Fit Mom

The Jogging Stroller: A Love/Hate Relationship

If you’re a parent who has even the slightest care towards staying active, you likely have a jogging stroller. They’re not cheap, but they do often come in handy, even when you’re not jogging. I have run many, many miles with mine, with both of my children (separately, I don’t have a double) but I have never learned how to fold it down. It’s been 5 years with that thing, why bother to learn now?

It’s a serious love/hate relationship with this stroller.

I love that it gives me the option to still run when I do not have childcare for my children. I love that it shows them from an early age that being active should be a regular part of life. After watching my husband and I run through the park, stopping occasionally to do push-ups, my son would ask to get out of the stroller so he could run and do push-ups, when he was just two years old. Teach them while they’re young! They are watching! I love that when I haven’t been able to convince my kids that a nap is a great idea, I’ve put them in the stroller and eventually the motion makes them fall asleep. Dual purpose – fitness and nap accomplished!

I hate how much harder it is to run when pushing a heavy human in a heavy stroller. You might as well throw time and distance goals out the window. I can’t run as fast as I normally can. Mine doesn’t have a swivel front wheel, so while it is is sturdy, it does require a smidgen of extra work when making turns. It also helps if you make sure the wheels are totally pumped up. I’m pretty sure I’ve run with half-flat wheels most of the time. I don’t recommend that. However, if I can run several miles with a stroller, how many can I do when I’m not pushing one?

Moms (and Dads – though I’m not a dude so I can’t truly speak for you), don’t let kids be an excuse for a lack of exercise. Put them in a jogging stroller and let them get some fresh air while you sweat like a pig. Don’t forget their water and snacks! Be prepared to stop frequently. Be prepared for it to not go totally as planned. Know that it’s okay to walk. You can even make it an exciting game – have your kid squeal and cheer you on when you do sprints, then walk for a bit, and repeat. Don’t go past a playground unless it’s near the end of your run. Embrace the difficulty, but know you’re doing something great for you while being a great example for your child.

Keep running, friends!

 

Exercise Motivation

Why We Should Support Our Fitness Friends

I believe one of the absolute best foundations a person can live by is to be a supporter, not a competitor. I’m not saying participating in competitions is bad – that’s not what I’m referring to. I’m a huge believer in participating in races, going for your dreams, trying to the best you, you can be. What I’m talking about is more comparing yourself to others in a competitive manner.

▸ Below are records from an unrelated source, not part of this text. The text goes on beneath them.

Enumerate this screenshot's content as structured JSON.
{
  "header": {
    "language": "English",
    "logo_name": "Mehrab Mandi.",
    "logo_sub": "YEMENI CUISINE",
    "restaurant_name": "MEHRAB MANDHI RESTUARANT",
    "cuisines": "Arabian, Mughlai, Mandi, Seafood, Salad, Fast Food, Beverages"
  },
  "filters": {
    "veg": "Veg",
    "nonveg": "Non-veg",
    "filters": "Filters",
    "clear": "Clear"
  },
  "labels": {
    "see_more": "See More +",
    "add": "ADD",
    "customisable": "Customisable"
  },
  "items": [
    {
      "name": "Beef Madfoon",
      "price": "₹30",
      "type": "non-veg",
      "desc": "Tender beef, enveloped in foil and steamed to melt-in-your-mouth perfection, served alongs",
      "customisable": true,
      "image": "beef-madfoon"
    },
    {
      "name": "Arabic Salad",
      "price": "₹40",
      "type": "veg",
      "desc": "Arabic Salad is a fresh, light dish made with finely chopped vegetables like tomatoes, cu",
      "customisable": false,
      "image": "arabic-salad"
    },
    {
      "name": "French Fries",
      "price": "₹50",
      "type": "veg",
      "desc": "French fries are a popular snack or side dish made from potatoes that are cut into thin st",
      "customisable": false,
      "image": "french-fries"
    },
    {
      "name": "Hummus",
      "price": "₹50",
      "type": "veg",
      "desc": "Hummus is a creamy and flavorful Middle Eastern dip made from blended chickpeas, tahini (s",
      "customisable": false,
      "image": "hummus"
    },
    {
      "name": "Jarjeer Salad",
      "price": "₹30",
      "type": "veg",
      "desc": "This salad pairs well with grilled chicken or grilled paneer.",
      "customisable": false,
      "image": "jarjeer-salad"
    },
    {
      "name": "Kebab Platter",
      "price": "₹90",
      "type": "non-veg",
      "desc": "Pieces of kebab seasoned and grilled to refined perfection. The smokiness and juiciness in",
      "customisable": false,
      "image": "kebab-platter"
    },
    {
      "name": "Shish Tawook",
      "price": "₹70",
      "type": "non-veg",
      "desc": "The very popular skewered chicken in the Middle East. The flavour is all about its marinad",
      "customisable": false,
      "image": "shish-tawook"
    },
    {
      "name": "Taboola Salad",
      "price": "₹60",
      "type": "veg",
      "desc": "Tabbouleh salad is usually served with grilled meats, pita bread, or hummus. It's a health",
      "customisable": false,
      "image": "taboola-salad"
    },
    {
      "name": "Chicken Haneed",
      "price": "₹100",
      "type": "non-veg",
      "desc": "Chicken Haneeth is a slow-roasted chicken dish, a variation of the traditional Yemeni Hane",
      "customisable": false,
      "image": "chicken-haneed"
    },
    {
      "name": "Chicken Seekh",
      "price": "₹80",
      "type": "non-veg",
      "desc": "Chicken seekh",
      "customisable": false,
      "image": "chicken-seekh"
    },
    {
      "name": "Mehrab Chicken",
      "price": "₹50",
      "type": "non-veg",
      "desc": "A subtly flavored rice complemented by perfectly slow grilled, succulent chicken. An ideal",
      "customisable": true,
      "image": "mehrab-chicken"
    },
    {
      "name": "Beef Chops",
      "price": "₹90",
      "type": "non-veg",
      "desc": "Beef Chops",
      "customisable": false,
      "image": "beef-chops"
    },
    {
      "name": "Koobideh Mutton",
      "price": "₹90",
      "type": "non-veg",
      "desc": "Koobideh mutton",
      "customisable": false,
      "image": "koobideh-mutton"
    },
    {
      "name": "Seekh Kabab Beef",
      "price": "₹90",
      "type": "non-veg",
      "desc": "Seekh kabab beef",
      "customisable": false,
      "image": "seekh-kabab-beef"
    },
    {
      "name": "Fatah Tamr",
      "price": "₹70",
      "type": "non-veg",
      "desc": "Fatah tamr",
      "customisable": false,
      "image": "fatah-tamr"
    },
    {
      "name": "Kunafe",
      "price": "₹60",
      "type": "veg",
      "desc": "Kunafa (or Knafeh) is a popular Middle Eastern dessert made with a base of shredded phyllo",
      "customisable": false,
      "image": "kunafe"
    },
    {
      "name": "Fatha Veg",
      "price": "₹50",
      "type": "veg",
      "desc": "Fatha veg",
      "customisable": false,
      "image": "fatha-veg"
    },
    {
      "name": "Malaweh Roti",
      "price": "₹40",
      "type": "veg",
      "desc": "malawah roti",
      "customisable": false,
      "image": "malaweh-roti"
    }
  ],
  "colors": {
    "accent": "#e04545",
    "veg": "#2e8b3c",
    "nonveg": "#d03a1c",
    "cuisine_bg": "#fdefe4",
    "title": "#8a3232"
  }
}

So you exercised five days a week, gave up pantry snacks, and your friend lost weight but you didn’t. That’s frustrating, I know. It doesn’t feel fair, does it? But what’s the alternative – she gain weight? She become sad? Is that what you actually want for your friend, for the sake of keeping things “fair”? No! For your own sanity, your friendship, and for you to be the person that shines a positive light on others, congratulate her. Tell her your proud of her, and keep doing you, boo.

Since becoming a mother, I have noticed how excited a child is when they see him/herself in the mirror. You ever notice that? A toddler is all smiles and excitement! Simply pure joy to see their face, their outfit, their crazy post-nap hair. If we all looked out ourselves in the mirror with the same excitement of a child, we’d be a much happier world. But so many people will look in the mirror and start pointing out the negatives. They start comparing their hair/face/make-up/body/attire to someone else, or to some standard. Again – comparing and competing only does harm to ourselves.

A gym should be an encouraging, happy place. Personally I never pay attention to other people at a gym – It’s “me” time – and I firmly believe the perception that people are being judged while there is just something people have made up in their heads from being self-conscious and uncomfortable in that setting. Yes, I am certain judgments have happened, but screw those people. They are likely few and far. If you’re severely overweight, don’t think someone at the gym is judging you negatively for being there. You’re there! You’re trying! If you’re walking on the treadmill and the person next to you is running and slinging sweat everywhere (I hate when that happens) it’s okay. You don’t have to run. Tell them they’ve done a good job – even the pros need an encouraging, positive word now and then.

Don’t compare. Be supportive. And if you want to wear a princess dress while doing TRX, put on that tiara and do your thing girl.